Ignite Budapest #2 - The beautiful bridges of Budapest and the history of our beautiful language teaching profession
The fascinating coincidences between the beautiful bridges of Budapest and the history of our beautiful profession
In 1845, Henry (Higgins) Sweet was born , our first phonetician, es gr ü nt so gr ü n wenn Spaniens blüten blühen <ul><li>Pygmalion, put on in the Burgtheather, Vienna for the first time in 1913 in German. </li></ul>
And at the same time, the Scot, not the Englishman, Adam Clark was working on the L á nch í d
1878 Margit H íd and Maximillian Berlitz Zichy Mihály Arany János
1898, Szabadság híd , previously Ferencz József híd, Francois Gouin discovered that you can’t learn a language by learning its rules like you can’t learn to drive by reading the highway code.
1937 Petőfi híd , formerly Horthy Miklós híd and A.S Hornby
A pontoon bridge in Budapest observed by my grandfather in 1946 <ul><li>Spanning the Danube from Buda to Pest is a bridge of boats built by the Russian armies. Over that frail structure, hour after hour passes the flotsam and jetsam of Europe. </li></ul>
1950, Stalin bridge, now Á rp á d H í d and the rise of audiolingualism. B.F. Skinner , so much to answer for ! Teachers of the world unite, we have nothing to lose but our behaviouristic beasts. In 1958, Stalin’s name disappeared from the face of this bridge
Erzsébet h íd 19 64 and Dell Hymes Language in Culture and Society
And the Mária Valéria híd, just up the river in Esztergom. Sissy’s daughter!
1995 Lágymányosi híd and the start of the Cambridge International Corpus , Ronald Carter and Michael McCarthy
Even Jim Scrivener saw the newest Budapest bridge , the Megyeri híd 2008 , to be the key to the sales of the latest edition of his book

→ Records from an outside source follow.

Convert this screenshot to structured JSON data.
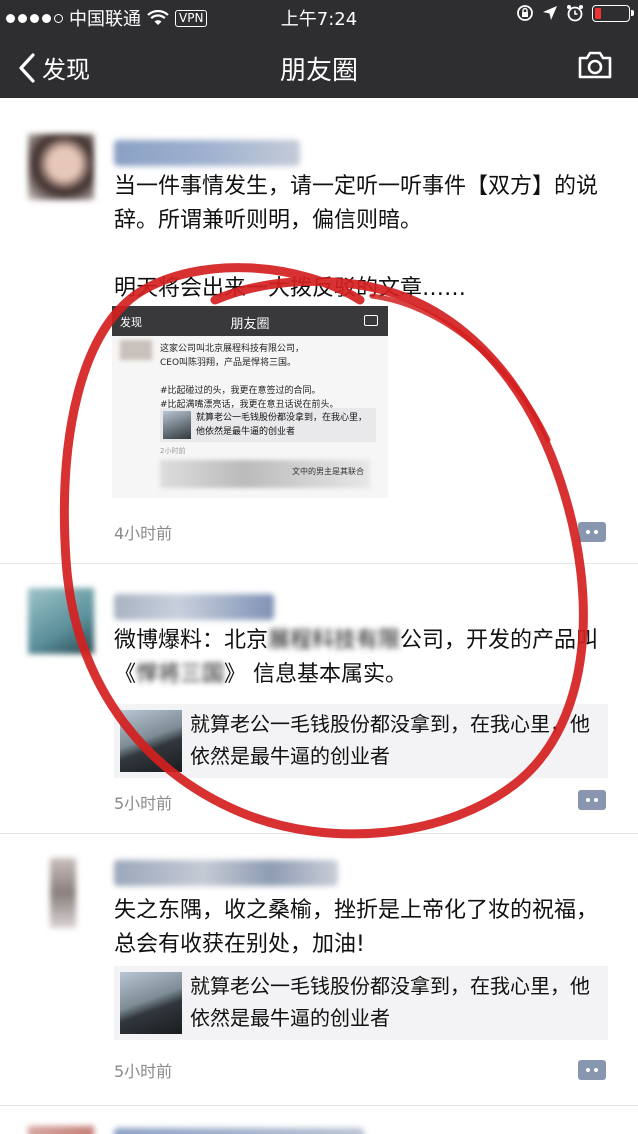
{
  "status_bar": {
    "carrier": "中国联通",
    "vpn": "VPN",
    "time": "上午7:24"
  },
  "nav": {
    "back_label": "发现",
    "title": "朋友圈",
    "camera_icon": "camera-icon"
  },
  "posts": [
    {
      "text": "当一件事情发生，请一定听一听事件【双方】的说辞。所谓兼听则明，偏信则暗。\n\n明天将会出来一大拨反驳的文章……",
      "embed": {
        "back": "发现",
        "title": "朋友圈",
        "body": "这家公司叫北京展程科技有限公司，\nCEO叫陈羽翔，产品是悍将三国。\n\n#比起碰过的头，我更在意签过的合同。\n#比起满嘴漂亮话，我更在意丑话说在前头。",
        "card_text": "就算老公一毛钱股份都没拿到，在我心里，他依然是最牛逼的创业者",
        "time": "2小时前",
        "footer": "文中的男主是其联合"
      },
      "time": "4小时前"
    },
    {
      "text": "微博爆料：北京",
      "text_blurred": "展程科技有限",
      "text_cont": "公司，开发的产品叫《",
      "text_blurred2": "悍将三国",
      "text_end": "》 信息基本属实。",
      "link_title": "就算老公一毛钱股份都没拿到，在我心里，他依然是最牛逼的创业者",
      "time": "5小时前"
    },
    {
      "text": "失之东隅，收之桑榆，挫折是上帝化了妆的祝福，总会有收获在别处，加油!",
      "link_title": "就算老公一毛钱股份都没拿到，在我心里，他依然是最牛逼的创业者",
      "time": "5小时前"
    }
  ],
  "colors": {
    "nav_bg": "#2e2e31",
    "time_gray": "#8a8a8a",
    "annotation_red": "#d42020",
    "comment_icon": "#8896b0"
  }
}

<ul><li>Can teaching still be a subversive activity? </li></ul>Has ELT settled down into a calm, measured maturity? Have the years of exciting creativity and risk passed by? Should we now obediently open our expert-written coursebooks and tick off a few more can-do statements?